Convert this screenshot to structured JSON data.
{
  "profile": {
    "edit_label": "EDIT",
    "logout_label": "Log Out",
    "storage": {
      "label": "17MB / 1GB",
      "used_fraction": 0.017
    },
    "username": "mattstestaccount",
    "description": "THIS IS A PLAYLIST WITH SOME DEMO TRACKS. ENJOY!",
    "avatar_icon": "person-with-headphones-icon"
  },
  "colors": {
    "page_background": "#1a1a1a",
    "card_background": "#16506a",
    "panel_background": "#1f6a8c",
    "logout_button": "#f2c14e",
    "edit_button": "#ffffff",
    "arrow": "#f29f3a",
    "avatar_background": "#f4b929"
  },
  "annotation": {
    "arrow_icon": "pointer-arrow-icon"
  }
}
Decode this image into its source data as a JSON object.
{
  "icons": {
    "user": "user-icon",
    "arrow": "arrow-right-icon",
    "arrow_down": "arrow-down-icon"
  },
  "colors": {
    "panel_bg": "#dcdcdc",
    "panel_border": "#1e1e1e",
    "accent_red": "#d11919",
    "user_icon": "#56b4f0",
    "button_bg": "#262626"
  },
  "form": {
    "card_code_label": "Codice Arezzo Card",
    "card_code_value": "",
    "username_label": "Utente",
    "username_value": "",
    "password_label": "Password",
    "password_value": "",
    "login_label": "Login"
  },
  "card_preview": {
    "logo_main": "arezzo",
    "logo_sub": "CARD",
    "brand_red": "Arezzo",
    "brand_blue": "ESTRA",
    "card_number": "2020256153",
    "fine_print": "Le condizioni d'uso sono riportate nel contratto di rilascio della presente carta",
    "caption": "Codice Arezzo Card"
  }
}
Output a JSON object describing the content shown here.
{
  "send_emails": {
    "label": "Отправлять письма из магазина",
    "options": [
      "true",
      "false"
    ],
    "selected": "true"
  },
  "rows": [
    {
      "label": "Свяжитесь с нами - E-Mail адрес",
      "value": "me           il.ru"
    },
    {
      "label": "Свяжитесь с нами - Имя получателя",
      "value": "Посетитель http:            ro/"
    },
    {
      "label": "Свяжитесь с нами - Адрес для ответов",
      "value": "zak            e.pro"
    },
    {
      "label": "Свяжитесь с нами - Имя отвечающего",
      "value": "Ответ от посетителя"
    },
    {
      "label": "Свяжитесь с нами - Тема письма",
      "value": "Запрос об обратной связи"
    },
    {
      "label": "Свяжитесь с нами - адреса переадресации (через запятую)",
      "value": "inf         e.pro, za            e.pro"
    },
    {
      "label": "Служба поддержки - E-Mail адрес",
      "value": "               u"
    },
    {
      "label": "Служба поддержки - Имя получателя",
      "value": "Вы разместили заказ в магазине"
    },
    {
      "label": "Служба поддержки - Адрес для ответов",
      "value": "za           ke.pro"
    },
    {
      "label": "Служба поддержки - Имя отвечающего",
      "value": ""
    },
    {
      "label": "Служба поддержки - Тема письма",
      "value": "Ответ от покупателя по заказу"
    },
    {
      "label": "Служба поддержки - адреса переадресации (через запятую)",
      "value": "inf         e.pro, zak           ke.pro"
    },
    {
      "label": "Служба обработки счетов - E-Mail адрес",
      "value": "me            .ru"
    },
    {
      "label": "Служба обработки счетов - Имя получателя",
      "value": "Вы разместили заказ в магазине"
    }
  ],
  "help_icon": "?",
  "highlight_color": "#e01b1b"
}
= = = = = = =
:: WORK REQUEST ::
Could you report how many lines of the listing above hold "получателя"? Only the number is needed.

:: OUTPUT FOR THIS TASK ::
3